For example, the current (at the time of writing) version of the Path app displaysa timestamp alongside the right-hand end of a table that slides up and down to indicate how far down the timeline you’ve gone (see Figure 6–18). Figuring out how tall the table is going to be is a little trickier, mainly because of the way that the table view handles building rows and loading data without the need for much“manual” intervention on your part when writing the code.
In this chapter, you have looked at a couple of methods to improve the visual presentation of large amounts of data in table views. Breaking the data—and the table—into sections provides additional structure to the table, while indexes provide a means of quick navigation between sections.
In this chapter, we’ll look atHow to handle selection of rows in your tablesHow tables can be built to handle rearrangement of their dataHow tables can be used to create, edit, update, and delete items from their underlying data models A Recap of the Model-View-Controller Pattern Before getting into the mechanics of selecting, inserting, and deleting with a table view, you’ll need to understand how these changes affect the underlying data that the tabledisplays. In other words, the controller is the class or classes that control the display ofdata and interaction with the table—either because it’s an entire subclass of UITableViewController, or because it’s a UITableViewController delegate and/or data source.
Why the Model-View-Controller Pattern Is Important
To the user, this will seem as if the state of the cell isn’t “sticky.” If the user taps a row to set a value and display a check mark, the selection might change if the user scrolls up ordown.

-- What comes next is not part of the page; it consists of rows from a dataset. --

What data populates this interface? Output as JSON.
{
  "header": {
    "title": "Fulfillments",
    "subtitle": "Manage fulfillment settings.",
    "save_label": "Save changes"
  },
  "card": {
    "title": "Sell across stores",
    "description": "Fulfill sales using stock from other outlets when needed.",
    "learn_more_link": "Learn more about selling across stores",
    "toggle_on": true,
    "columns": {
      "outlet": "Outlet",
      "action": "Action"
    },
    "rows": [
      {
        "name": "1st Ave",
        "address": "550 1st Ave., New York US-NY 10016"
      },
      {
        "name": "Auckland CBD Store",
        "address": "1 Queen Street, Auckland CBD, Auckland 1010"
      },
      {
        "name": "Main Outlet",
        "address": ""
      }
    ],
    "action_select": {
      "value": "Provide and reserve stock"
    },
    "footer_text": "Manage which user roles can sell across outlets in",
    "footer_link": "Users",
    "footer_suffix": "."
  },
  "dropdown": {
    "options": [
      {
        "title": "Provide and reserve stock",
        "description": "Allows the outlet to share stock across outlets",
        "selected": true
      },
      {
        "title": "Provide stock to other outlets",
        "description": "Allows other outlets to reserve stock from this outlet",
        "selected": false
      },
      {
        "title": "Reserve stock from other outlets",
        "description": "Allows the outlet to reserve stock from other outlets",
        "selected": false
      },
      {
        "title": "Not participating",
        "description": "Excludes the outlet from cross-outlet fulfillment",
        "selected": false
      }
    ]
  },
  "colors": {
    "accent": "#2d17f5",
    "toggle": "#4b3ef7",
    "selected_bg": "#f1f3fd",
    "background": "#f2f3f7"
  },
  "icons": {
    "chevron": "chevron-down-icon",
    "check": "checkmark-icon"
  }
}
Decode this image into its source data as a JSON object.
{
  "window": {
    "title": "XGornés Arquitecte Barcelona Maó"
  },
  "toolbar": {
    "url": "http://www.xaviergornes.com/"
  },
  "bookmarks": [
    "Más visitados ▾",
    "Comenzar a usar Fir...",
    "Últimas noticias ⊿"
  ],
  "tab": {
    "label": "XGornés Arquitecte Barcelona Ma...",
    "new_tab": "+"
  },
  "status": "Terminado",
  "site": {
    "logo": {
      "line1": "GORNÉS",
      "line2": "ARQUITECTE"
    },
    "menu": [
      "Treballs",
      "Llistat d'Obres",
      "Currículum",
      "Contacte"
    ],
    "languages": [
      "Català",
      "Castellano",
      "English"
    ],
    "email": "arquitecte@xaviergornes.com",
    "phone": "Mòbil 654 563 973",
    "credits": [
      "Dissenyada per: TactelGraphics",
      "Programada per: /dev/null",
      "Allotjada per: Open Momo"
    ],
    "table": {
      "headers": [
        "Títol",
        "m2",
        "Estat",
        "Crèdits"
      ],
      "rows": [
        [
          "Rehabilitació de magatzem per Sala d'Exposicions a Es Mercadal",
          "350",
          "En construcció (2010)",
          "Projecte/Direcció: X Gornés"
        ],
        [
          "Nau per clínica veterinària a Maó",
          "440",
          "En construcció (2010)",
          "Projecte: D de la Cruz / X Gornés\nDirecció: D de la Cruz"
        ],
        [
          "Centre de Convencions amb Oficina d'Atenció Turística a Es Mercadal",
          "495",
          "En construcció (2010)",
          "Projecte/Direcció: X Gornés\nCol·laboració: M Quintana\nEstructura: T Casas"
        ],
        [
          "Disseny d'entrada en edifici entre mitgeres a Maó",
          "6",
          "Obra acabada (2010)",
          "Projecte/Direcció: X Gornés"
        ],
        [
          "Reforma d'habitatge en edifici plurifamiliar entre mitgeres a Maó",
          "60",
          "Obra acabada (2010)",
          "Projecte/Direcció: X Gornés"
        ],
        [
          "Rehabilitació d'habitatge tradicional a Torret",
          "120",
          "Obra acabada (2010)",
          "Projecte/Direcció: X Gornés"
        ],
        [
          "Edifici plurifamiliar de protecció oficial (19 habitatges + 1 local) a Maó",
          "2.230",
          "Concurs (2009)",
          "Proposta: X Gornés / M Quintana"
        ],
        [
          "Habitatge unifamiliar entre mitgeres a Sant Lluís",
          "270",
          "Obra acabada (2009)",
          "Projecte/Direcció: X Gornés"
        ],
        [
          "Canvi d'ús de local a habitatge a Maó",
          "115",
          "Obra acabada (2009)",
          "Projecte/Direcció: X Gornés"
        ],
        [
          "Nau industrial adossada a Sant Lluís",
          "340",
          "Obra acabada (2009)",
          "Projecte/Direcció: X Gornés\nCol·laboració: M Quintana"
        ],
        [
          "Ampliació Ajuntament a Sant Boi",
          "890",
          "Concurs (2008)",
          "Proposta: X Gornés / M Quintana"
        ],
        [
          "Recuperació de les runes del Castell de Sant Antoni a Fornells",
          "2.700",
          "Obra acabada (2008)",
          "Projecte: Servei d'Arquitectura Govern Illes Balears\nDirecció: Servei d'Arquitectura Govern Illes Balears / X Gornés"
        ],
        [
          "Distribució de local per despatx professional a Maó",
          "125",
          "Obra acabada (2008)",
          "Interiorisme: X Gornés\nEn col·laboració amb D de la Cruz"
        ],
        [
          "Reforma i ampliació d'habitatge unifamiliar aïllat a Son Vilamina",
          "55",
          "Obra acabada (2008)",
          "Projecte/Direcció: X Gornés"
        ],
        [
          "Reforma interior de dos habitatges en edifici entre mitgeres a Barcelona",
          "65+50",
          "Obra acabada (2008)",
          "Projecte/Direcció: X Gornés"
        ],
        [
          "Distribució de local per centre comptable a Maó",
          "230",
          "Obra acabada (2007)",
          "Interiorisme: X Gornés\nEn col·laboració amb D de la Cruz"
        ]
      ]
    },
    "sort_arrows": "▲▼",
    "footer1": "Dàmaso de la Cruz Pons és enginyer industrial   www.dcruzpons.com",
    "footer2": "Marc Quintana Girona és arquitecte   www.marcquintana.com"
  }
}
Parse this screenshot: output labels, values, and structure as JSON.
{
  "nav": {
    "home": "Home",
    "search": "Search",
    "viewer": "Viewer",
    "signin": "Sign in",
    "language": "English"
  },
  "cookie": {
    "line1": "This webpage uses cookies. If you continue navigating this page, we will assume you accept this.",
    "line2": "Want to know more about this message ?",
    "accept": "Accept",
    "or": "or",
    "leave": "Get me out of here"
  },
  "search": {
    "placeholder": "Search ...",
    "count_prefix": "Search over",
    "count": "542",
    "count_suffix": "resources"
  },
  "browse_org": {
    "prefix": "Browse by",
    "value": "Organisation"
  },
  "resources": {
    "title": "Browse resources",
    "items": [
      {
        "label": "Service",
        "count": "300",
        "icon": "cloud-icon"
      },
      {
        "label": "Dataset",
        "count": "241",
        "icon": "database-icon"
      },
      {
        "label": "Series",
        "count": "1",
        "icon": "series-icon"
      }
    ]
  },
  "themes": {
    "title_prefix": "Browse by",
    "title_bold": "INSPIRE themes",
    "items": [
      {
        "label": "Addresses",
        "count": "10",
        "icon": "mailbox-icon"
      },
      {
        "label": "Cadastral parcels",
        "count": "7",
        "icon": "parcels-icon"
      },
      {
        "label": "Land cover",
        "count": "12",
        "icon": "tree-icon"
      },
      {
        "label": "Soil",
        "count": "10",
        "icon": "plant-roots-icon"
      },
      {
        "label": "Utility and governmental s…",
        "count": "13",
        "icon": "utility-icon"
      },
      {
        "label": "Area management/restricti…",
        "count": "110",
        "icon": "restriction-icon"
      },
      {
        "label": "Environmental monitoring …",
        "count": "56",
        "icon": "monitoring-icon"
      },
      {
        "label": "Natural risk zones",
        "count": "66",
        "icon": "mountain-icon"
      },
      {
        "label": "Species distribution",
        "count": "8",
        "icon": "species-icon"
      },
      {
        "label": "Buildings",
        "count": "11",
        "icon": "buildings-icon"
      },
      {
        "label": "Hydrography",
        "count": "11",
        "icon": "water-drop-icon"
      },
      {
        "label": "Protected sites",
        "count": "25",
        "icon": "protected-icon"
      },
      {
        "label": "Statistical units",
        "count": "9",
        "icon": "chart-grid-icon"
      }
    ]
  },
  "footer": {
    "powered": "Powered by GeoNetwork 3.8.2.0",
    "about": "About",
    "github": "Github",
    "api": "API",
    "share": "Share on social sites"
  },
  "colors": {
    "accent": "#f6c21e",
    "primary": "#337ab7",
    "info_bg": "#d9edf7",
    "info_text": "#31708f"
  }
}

The tableView handles revealing the edit controls, removing the deletedrow, and animating the "closing of ranks" as the rows move up to fill the empty space.
UITableView has an allowsSelection property, which can be set either in Interface
Builder as you construct the view or programmatically at any point in the table’s life cycle. Setting the allowsSelection property to NO disables row selection completely, sothe table won’t react to touches (other than scrolling).